= WHAT YOU WILL DO =
What follows is a set of entries; retype all of them exactly.

(Stored data entries)
────────────────────────────────────────

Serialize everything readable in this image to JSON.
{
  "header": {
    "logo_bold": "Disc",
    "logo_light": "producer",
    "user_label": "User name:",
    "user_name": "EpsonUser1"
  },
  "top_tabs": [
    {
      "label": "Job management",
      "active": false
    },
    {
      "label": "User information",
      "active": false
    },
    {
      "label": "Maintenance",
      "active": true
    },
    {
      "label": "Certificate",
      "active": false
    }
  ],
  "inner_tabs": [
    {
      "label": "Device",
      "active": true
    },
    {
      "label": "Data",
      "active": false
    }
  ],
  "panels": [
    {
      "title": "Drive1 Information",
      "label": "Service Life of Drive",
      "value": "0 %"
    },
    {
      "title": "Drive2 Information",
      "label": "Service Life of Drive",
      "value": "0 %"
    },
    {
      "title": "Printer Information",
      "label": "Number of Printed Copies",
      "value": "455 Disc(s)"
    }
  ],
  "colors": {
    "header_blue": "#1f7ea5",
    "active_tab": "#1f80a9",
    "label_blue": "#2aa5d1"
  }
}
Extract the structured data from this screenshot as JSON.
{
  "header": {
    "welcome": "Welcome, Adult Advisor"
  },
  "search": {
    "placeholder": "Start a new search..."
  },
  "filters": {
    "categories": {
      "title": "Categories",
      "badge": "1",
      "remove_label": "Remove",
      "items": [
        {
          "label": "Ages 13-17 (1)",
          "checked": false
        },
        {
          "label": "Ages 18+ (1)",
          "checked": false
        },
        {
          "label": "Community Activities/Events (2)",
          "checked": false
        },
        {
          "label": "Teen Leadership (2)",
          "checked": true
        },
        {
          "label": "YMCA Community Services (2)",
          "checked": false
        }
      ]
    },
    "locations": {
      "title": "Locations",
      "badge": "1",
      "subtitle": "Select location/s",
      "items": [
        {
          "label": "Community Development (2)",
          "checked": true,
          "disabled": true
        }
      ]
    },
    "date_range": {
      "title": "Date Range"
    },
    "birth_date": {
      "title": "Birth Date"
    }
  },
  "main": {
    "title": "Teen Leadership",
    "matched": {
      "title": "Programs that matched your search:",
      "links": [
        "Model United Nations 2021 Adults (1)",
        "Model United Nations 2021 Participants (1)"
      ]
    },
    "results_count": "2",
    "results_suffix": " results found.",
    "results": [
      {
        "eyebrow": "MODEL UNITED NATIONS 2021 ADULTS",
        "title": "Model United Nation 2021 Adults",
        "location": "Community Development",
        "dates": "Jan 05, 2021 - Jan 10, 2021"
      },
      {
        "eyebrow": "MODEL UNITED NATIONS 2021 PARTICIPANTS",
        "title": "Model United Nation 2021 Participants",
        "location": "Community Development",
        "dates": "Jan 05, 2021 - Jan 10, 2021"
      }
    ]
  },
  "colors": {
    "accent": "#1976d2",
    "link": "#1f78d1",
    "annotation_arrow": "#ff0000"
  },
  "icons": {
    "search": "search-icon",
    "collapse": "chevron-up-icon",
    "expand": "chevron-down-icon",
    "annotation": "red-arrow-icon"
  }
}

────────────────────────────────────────

= SOLVED EXERCISE =
Serialize everything readable in this image to JSON.
{
  "header": {
    "logo_bold": "Disc",
    "logo_light": "producer",
    "user_label": "User name:",
    "user_name": "EpsonUser1"
  },
  "top_tabs": [
    {
      "label": "Job management",
      "active": false
    },
    {
      "label": "User information",
      "active": false
    },
    {
      "label": "Maintenance",
      "active": true
    },
    {
      "label": "Certificate",
      "active": false
    }
  ],
  "inner_tabs": [
    {
      "label": "Device",
      "active": true
    },
    {
      "label": "Data",
      "active": false
    }
  ],
  "panels": [
    {
      "title": "Drive1 Information",
      "label": "Service Life of Drive",
      "value": "0 %"
    },
    {
      "title": "Drive2 Information",
      "label": "Service Life of Drive",
      "value": "0 %"
    },
    {
      "title": "Printer Information",
      "label": "Number of Printed Copies",
      "value": "455 Disc(s)"
    }
  ],
  "colors": {
    "header_blue": "#1f7ea5",
    "active_tab": "#1f80a9",
    "label_blue": "#2aa5d1"
  }
}
Extract the structured data from this screenshot as JSON.
{
  "header": {
    "welcome": "Welcome, Adult Advisor"
  },
  "search": {
    "placeholder": "Start a new search..."
  },
  "filters": {
    "categories": {
      "title": "Categories",
      "badge": "1",
      "remove_label": "Remove",
      "items": [
        {
          "label": "Ages 13-17 (1)",
          "checked": false
        },
        {
          "label": "Ages 18+ (1)",
          "checked": false
        },
        {
          "label": "Community Activities/Events (2)",
          "checked": false
        },
        {
          "label": "Teen Leadership (2)",
          "checked": true
        },
        {
          "label": "YMCA Community Services (2)",
          "checked": false
        }
      ]
    },
    "locations": {
      "title": "Locations",
      "badge": "1",
      "subtitle": "Select location/s",
      "items": [
        {
          "label": "Community Development (2)",
          "checked": true,
          "disabled": true
        }
      ]
    },
    "date_range": {
      "title": "Date Range"
    },
    "birth_date": {
      "title": "Birth Date"
    }
  },
  "main": {
    "title": "Teen Leadership",
    "matched": {
      "title": "Programs that matched your search:",
      "links": [
        "Model United Nations 2021 Adults (1)",
        "Model United Nations 2021 Participants (1)"
      ]
    },
    "results_count": "2",
    "results_suffix": " results found.",
    "results": [
      {
        "eyebrow": "MODEL UNITED NATIONS 2021 ADULTS",
        "title": "Model United Nation 2021 Adults",
        "location": "Community Development",
        "dates": "Jan 05, 2021 - Jan 10, 2021"
      },
      {
        "eyebrow": "MODEL UNITED NATIONS 2021 PARTICIPANTS",
        "title": "Model United Nation 2021 Participants",
        "location": "Community Development",
        "dates": "Jan 05, 2021 - Jan 10, 2021"
      }
    ]
  },
  "colors": {
    "accent": "#1976d2",
    "link": "#1f78d1",
    "annotation_arrow": "#ff0000"
  },
  "icons": {
    "search": "search-icon",
    "collapse": "chevron-up-icon",
    "expand": "chevron-down-icon",
    "annotation": "red-arrow-icon"
  }
}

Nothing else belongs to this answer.